That program was characteristic of a bold slate of domestic programs outlined by the president, who promised to “work for a prosperity that is broadly shared and ... answer every danger and every enemy that threatens the American people.”

Major anti-aids initiative
Bush included among his initiatives a major worldwide campaign to eradicate AIDS in Latin America and Africa, an extension of the “compassionate conservative” philosophy on which he campaigned for president three years ago.

Bush proposed a $15 billion Emergency Plan for AIDS Relief, which he touted as bigger than “all current international efforts to help the people of Africa.” Two-thirds of that money, which would be spent over five years, would be new appropriations.

“AIDS can be prevented,” he insisted.

Other components of the president’s domestic initiative would include spending $1.2 billion in research funding on hydrogen-powered automobiles and $450 million to help bring adult mentors to more than a million disadvantaged junior high students and children of prisoners.

One new proposal is sure to spark controversy. In proposing to spend $600 million to help an additional 300,000 Americans receive drug treatment over the next three years, the president urged that people be allowed to take advantage of programs run by religious-based organizations.

Drug treatment advocates have criticized such proposals because some of those programs do not employ medically based treatments, and some of their staffs are not licensed to treat drug addiction.

Democrats spurn arguments
Those arguments did not mollify Democrats who have become increasingly aggressive in their opposition to Bush’s campaign to build support for war with Iraq. They continued a drumbeat of criticism Tuesday, emphasizing areas of concern exposed in polls that showed Bush’s popularity sagging.

“The president is right that our country faces great challenges — regretfully, regular Americans won’t find solutions to them in the proposals laid out tonight,” Sen. John Edwards, D-N.C., a presidential candidate, said in a statement.

Sen. Edward Kennedy, D-Mass., said he would seek votes Wednesday in the House and the Senate on a resolution that would require Bush to present “convincing evidence of an imminent threat” from Iraq. He said Bush “did not make a persuasive case that the threat is imminent and that war is the only alternative.”

The official Democratic response came from Washington Gov. Gary Locke, who argued that Bush’s proposals would do “too little to stimulate the economy now and ... too much to weaken our economic future.”

“It will create huge, permanent deficits that will raise interest rates, stifle growth, hinder home ownership and cut off the avenues of opportunity that have let so many work themselves up from poverty,” said Locke, who is chairman of the Democratic Governors Association.

Locke urged more federal support for struggling state and local governments, arguing that no economic recovery could occur without help from Washington, a proposal that was among Bush’s economic agenda.

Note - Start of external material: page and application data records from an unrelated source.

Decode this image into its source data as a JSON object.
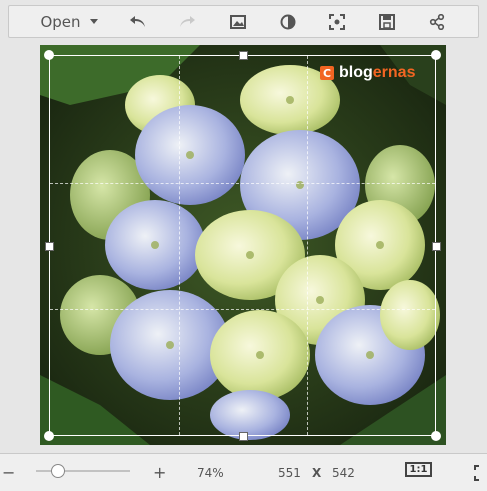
{
  "toolbar": {
    "open_label": "Open",
    "icons": [
      "undo-icon",
      "redo-icon",
      "image-icon",
      "contrast-icon",
      "focus-icon",
      "save-icon",
      "share-icon"
    ]
  },
  "image": {
    "logo_prefix": "blog",
    "logo_suffix": "ernas",
    "logo_mark": "C"
  },
  "bottom": {
    "zoom_out": "−",
    "zoom_in": "+",
    "zoom_percent": "74%",
    "width": "551",
    "x_sep": "X",
    "height": "542",
    "ratio": "1:1"
  },
  "colors": {
    "accent": "#f26522",
    "toolbar_bg": "#efefef",
    "canvas_bg": "#e6e6e6"
  }
}
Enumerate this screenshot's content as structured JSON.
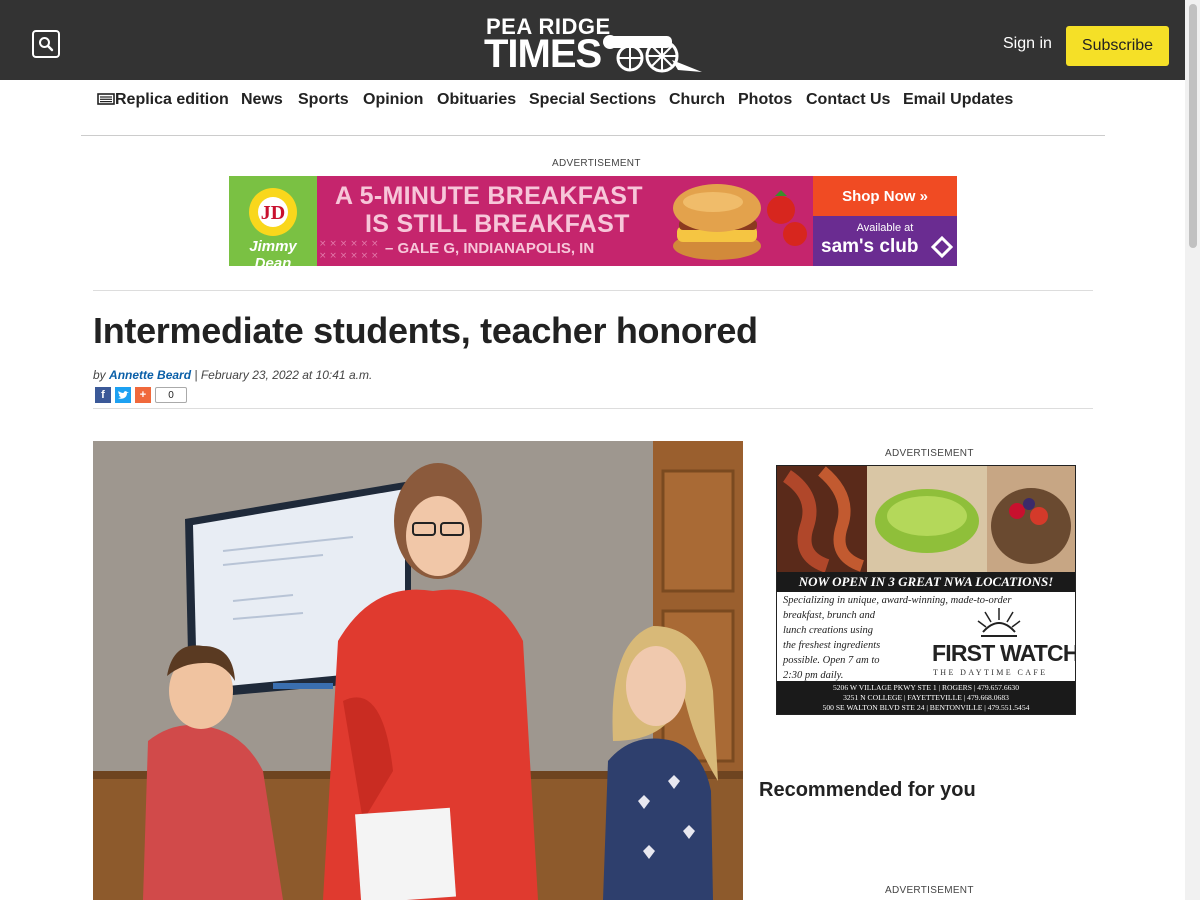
{
  "header": {
    "logo_line1": "PEA RIDGE",
    "logo_line2": "TIMES",
    "sign_in": "Sign in",
    "subscribe": "Subscribe",
    "search_icon": "search-icon"
  },
  "nav": {
    "items": [
      "Replica edition",
      "News",
      "Sports",
      "Opinion",
      "Obituaries",
      "Special Sections",
      "Church",
      "Photos",
      "Contact Us",
      "Email Updates"
    ]
  },
  "ad_label": "ADVERTISEMENT",
  "banner_ad": {
    "brand": "Jimmy Dean",
    "line1": "A 5-MINUTE BREAKFAST",
    "line2": "IS STILL BREAKFAST",
    "attribution": "– GALE G, INDIANAPOLIS, IN",
    "cta": "Shop Now »",
    "available": "Available at",
    "retailer": "sam's club",
    "bg_color": "#c5256d",
    "cta_color": "#f04b23",
    "retailer_color": "#6a2c91"
  },
  "article": {
    "headline": "Intermediate students, teacher honored",
    "by": "by",
    "author": "Annette Beard",
    "date": "| February 23, 2022 at 10:41 a.m.",
    "share_count": "0"
  },
  "side_ad": {
    "headline": "NOW OPEN IN 3 GREAT NWA LOCATIONS!",
    "body": [
      "Specializing in unique, award-winning, made-to-order",
      "breakfast, brunch and",
      "lunch creations using",
      "the freshest ingredients",
      "possible. Open 7 am to",
      "2:30 pm daily."
    ],
    "brand": "FIRST WATCH",
    "tagline": "THE DAYTIME CAFE",
    "locations": [
      "5206 W VILLAGE PKWY STE 1 | ROGERS | 479.657.6630",
      "3251 N COLLEGE | FAYETTEVILLE | 479.668.0683",
      "500 SE WALTON BLVD STE 24 | BENTONVILLE | 479.551.5454"
    ]
  },
  "sidebar": {
    "recommended": "Recommended for you"
  }
}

As is traditional, a guest box in the galleries overlooking the House chamber was hosted by first lady Laura Bush and filled with “living testimonials” to the president’s message.

The guests Tuesday night included a half-dozen people who would benefit from Bush’s tax-cut proposal, two doctors slammed by high malpractice insurance costs, several people who work for or run aid organizations, and a sister and sister-in-law of the president. One gallery seat was left empty to symbolize “the empty place many Americans will always have” because of the Sept. 11 attacks.

And as is also tradition, one member of the Cabinet was absent, in case a catastrophe were to wipe out the rest of the government. This year, that duty fell to Attorney General John Ashcroft.